# Brief
The entries are to be output in full, word for word.

Data items
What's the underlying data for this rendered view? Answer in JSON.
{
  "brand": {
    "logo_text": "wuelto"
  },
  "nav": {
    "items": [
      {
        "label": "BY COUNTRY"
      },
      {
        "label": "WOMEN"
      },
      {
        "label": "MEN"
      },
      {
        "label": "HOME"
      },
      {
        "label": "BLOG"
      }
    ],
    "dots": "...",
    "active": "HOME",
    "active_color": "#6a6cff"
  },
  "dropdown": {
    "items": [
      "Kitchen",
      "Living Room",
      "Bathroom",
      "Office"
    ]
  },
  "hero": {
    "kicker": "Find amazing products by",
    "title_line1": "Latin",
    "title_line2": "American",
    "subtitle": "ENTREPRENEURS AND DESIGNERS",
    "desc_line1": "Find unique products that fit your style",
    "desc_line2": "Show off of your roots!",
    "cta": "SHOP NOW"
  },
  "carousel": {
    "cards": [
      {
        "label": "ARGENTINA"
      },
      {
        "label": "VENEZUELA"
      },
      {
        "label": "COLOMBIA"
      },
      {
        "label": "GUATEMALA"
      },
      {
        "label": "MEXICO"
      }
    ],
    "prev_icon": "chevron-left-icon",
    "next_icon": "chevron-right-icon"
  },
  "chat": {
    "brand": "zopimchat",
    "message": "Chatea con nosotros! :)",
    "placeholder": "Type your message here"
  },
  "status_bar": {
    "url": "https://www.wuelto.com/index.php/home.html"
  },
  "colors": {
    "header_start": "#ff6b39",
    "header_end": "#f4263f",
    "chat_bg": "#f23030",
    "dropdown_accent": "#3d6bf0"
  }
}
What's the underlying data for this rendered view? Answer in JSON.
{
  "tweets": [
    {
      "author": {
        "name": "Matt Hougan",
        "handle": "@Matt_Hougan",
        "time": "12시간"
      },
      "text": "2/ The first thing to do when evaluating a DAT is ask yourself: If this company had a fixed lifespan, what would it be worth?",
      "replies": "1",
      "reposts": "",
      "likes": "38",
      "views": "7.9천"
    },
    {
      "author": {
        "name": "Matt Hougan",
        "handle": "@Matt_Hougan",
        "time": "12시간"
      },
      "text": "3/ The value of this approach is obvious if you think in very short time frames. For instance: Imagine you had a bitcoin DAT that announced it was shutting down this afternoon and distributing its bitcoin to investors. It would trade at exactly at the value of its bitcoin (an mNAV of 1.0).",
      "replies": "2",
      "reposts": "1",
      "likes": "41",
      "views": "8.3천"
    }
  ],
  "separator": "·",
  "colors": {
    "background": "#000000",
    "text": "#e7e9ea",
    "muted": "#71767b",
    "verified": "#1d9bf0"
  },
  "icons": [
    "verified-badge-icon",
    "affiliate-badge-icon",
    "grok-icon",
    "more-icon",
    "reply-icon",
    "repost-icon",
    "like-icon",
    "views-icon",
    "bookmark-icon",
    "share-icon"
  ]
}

# Exercise solution
What's the underlying data for this rendered view? Answer in JSON.
{
  "brand": {
    "logo_text": "wuelto"
  },
  "nav": {
    "items": [
      {
        "label": "BY COUNTRY"
      },
      {
        "label": "WOMEN"
      },
      {
        "label": "MEN"
      },
      {
        "label": "HOME"
      },
      {
        "label": "BLOG"
      }
    ],
    "dots": "...",
    "active": "HOME",
    "active_color": "#6a6cff"
  },
  "dropdown": {
    "items": [
      "Kitchen",
      "Living Room",
      "Bathroom",
      "Office"
    ]
  },
  "hero": {
    "kicker": "Find amazing products by",
    "title_line1": "Latin",
    "title_line2": "American",
    "subtitle": "ENTREPRENEURS AND DESIGNERS",
    "desc_line1": "Find unique products that fit your style",
    "desc_line2": "Show off of your roots!",
    "cta": "SHOP NOW"
  },
  "carousel": {
    "cards": [
      {
        "label": "ARGENTINA"
      },
      {
        "label": "VENEZUELA"
      },
      {
        "label": "COLOMBIA"
      },
      {
        "label": "GUATEMALA"
      },
      {
        "label": "MEXICO"
      }
    ],
    "prev_icon": "chevron-left-icon",
    "next_icon": "chevron-right-icon"
  },
  "chat": {
    "brand": "zopimchat",
    "message": "Chatea con nosotros! :)",
    "placeholder": "Type your message here"
  },
  "status_bar": {
    "url": "https://www.wuelto.com/index.php/home.html"
  },
  "colors": {
    "header_start": "#ff6b39",
    "header_end": "#f4263f",
    "chat_bg": "#f23030",
    "dropdown_accent": "#3d6bf0"
  }
}
What's the underlying data for this rendered view? Answer in JSON.
{
  "tweets": [
    {
      "author": {
        "name": "Matt Hougan",
        "handle": "@Matt_Hougan",
        "time": "12시간"
      },
      "text": "2/ The first thing to do when evaluating a DAT is ask yourself: If this company had a fixed lifespan, what would it be worth?",
      "replies": "1",
      "reposts": "",
      "likes": "38",
      "views": "7.9천"
    },
    {
      "author": {
        "name": "Matt Hougan",
        "handle": "@Matt_Hougan",
        "time": "12시간"
      },
      "text": "3/ The value of this approach is obvious if you think in very short time frames. For instance: Imagine you had a bitcoin DAT that announced it was shutting down this afternoon and distributing its bitcoin to investors. It would trade at exactly at the value of its bitcoin (an mNAV of 1.0).",
      "replies": "2",
      "reposts": "1",
      "likes": "41",
      "views": "8.3천"
    }
  ],
  "separator": "·",
  "colors": {
    "background": "#000000",
    "text": "#e7e9ea",
    "muted": "#71767b",
    "verified": "#1d9bf0"
  },
  "icons": [
    "verified-badge-icon",
    "affiliate-badge-icon",
    "grok-icon",
    "more-icon",
    "reply-icon",
    "repost-icon",
    "like-icon",
    "views-icon",
    "bookmark-icon",
    "share-icon"
  ]
}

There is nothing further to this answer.